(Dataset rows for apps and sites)

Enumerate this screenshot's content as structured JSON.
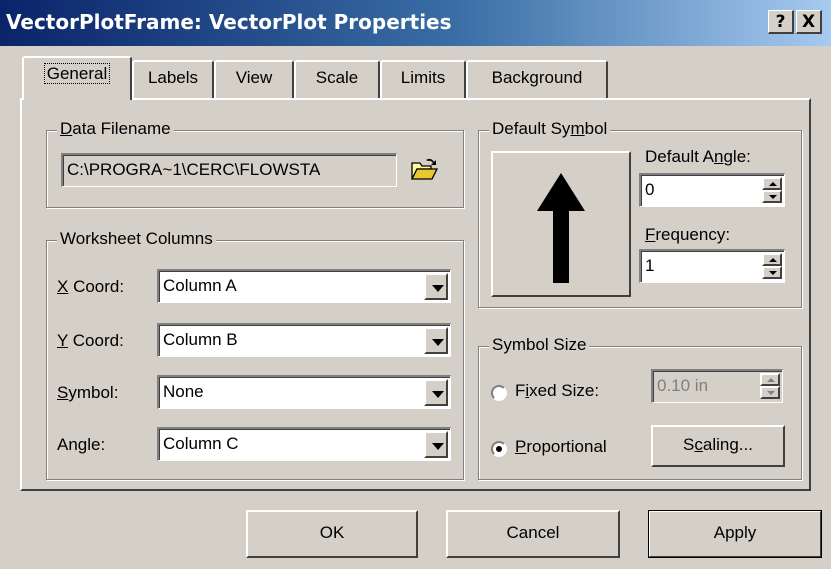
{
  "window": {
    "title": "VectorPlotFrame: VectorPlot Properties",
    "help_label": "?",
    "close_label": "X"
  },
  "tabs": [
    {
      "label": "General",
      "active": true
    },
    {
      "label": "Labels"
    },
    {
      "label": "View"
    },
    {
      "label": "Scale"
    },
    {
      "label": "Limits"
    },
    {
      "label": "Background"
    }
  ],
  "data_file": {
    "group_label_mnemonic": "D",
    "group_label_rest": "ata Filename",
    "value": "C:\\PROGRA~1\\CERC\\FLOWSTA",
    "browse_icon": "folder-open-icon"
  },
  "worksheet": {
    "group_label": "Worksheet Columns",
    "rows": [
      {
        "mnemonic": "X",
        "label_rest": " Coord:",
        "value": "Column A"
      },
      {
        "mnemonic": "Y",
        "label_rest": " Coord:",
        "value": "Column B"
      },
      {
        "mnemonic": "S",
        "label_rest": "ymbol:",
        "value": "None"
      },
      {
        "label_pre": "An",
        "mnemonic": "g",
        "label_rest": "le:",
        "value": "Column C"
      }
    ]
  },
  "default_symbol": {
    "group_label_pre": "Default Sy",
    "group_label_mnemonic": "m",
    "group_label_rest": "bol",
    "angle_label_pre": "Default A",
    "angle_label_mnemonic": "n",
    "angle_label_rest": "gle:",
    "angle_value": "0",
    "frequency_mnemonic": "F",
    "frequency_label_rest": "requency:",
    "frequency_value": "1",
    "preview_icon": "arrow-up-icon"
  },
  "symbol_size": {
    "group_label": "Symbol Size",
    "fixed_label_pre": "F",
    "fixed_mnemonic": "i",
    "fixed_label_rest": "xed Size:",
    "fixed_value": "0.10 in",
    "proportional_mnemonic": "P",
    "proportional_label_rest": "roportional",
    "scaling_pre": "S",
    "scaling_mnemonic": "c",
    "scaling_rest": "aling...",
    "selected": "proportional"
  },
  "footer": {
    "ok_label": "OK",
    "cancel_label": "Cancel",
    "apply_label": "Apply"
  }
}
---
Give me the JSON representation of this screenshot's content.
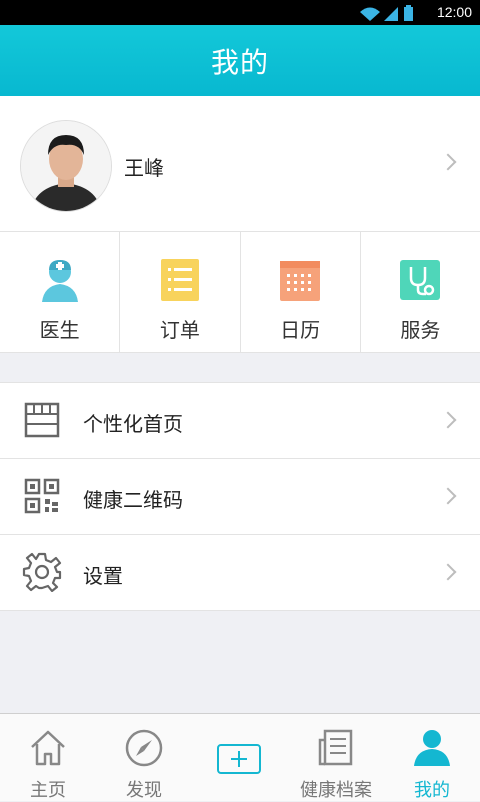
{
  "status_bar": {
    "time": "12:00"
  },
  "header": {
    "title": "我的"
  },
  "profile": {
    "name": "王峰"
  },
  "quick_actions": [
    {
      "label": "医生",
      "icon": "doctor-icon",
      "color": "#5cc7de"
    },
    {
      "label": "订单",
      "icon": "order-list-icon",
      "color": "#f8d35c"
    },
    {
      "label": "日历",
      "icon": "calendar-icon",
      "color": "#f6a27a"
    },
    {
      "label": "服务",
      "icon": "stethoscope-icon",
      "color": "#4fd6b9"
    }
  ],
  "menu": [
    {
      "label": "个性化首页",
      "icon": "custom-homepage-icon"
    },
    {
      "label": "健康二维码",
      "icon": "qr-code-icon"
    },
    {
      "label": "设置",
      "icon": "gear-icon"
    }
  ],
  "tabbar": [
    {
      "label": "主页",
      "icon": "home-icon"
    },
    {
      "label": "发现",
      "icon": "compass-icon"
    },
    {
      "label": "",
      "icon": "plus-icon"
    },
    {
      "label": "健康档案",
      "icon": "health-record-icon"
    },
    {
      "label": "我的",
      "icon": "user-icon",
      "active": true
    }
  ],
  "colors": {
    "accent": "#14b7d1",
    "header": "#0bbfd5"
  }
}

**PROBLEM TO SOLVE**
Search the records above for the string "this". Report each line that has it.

**RESULT OF THE EXERCISE**
Enumerate this screenshot's content as structured JSON.
Give me the JSON representation of this screenshot's content.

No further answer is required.